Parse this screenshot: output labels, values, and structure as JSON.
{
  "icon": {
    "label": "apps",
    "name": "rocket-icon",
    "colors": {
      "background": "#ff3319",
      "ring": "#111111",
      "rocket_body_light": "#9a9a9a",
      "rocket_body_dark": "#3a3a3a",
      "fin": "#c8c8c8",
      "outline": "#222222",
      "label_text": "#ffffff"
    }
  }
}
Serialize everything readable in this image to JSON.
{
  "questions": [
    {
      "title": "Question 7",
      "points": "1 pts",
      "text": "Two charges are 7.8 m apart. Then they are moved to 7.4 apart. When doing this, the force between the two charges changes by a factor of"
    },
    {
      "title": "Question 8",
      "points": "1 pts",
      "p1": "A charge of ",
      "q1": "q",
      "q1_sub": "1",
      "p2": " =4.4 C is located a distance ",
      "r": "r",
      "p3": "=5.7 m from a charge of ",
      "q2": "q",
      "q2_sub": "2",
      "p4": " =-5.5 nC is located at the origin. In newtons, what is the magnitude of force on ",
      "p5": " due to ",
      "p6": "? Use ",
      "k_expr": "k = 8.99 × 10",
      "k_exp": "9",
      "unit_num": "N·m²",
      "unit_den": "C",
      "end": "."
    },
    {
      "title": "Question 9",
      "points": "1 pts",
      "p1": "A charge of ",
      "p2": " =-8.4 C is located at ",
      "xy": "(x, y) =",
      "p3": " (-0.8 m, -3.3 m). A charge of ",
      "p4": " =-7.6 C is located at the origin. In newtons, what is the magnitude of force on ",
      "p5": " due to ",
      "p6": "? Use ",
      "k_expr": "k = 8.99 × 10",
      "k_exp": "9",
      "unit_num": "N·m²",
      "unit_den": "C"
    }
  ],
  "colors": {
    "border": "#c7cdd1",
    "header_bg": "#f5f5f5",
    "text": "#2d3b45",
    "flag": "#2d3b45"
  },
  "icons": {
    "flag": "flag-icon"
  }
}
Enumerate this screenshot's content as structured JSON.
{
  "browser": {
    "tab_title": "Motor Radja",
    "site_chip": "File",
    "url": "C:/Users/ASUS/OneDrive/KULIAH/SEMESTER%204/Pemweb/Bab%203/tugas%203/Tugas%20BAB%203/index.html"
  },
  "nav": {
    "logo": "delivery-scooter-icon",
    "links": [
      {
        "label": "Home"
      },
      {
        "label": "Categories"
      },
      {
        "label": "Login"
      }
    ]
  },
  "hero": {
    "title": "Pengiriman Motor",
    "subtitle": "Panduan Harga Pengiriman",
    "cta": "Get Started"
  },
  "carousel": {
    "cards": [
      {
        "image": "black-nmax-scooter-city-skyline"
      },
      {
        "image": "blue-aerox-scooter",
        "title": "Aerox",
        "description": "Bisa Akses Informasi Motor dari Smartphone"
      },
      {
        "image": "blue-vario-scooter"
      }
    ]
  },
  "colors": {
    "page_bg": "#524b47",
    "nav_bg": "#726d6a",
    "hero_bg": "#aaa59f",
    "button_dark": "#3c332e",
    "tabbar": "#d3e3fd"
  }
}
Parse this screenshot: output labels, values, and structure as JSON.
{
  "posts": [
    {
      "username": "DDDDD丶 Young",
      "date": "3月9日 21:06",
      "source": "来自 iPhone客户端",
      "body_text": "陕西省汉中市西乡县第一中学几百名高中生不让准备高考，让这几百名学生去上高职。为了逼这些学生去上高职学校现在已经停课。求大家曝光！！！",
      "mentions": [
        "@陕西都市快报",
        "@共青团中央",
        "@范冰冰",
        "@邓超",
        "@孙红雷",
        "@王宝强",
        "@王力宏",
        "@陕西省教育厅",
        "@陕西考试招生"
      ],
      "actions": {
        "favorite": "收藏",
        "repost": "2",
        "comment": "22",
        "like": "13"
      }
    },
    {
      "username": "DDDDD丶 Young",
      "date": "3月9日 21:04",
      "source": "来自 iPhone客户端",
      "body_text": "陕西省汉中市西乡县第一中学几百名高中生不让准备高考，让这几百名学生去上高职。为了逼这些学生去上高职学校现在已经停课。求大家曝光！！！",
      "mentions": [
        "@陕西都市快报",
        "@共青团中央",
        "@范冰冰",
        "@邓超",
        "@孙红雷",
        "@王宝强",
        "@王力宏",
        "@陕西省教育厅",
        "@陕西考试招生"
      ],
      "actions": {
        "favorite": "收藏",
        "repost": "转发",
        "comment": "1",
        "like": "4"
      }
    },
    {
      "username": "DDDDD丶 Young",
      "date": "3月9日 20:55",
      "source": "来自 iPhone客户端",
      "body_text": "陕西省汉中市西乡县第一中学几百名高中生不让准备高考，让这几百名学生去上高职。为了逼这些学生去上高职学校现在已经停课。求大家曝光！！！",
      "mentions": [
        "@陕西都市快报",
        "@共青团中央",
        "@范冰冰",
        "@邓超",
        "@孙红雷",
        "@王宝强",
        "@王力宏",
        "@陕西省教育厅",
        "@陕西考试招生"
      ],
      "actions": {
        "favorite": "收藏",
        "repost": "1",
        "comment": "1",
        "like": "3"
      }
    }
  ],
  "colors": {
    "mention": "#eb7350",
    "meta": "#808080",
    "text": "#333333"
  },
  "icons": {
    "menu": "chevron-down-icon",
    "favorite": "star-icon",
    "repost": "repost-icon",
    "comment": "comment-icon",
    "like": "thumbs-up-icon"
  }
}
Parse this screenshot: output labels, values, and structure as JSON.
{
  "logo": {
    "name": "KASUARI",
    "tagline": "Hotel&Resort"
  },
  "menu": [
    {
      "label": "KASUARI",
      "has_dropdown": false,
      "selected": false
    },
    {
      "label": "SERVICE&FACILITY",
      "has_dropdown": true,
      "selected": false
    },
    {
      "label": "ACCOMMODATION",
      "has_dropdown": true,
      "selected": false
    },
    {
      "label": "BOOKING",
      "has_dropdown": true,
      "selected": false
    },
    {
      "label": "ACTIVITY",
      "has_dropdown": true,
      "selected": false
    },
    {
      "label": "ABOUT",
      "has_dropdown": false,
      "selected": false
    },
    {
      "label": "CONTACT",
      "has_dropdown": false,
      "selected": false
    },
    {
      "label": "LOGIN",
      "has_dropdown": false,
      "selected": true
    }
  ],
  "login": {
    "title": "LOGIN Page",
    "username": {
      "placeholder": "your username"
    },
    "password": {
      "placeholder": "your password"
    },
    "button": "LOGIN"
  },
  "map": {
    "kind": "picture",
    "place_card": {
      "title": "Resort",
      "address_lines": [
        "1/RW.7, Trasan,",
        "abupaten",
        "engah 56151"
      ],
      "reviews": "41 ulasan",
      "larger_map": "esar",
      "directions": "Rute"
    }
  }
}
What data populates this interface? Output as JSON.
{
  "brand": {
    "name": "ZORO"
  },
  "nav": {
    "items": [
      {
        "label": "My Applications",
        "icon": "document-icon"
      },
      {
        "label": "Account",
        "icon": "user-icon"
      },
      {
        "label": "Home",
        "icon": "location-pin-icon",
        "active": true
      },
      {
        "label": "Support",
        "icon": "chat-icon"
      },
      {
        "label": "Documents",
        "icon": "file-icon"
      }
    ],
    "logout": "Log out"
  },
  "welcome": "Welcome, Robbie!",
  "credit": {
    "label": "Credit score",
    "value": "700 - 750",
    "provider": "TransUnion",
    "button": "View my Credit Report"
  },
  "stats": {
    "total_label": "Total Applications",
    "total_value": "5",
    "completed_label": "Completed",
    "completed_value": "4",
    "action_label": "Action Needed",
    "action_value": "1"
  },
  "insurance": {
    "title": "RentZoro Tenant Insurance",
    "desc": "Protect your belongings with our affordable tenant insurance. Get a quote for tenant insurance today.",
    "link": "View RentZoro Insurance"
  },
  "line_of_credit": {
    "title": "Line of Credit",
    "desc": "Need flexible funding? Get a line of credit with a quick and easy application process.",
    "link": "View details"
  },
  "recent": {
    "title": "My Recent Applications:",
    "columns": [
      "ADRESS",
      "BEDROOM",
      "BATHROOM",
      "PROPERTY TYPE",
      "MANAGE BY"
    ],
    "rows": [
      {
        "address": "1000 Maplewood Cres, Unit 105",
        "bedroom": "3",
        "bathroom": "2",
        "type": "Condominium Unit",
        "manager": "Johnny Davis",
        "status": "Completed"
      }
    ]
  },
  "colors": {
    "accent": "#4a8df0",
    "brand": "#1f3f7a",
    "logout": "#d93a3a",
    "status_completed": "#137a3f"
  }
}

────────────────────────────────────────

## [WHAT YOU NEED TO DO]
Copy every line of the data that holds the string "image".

## [RESULT FOR THIS TASK]
Serialize everything readable in this image to JSON.
        "image": "black-nmax-scooter-city-skyline"
        "image": "blue-aerox-scooter",
        "image": "blue-vario-scooter"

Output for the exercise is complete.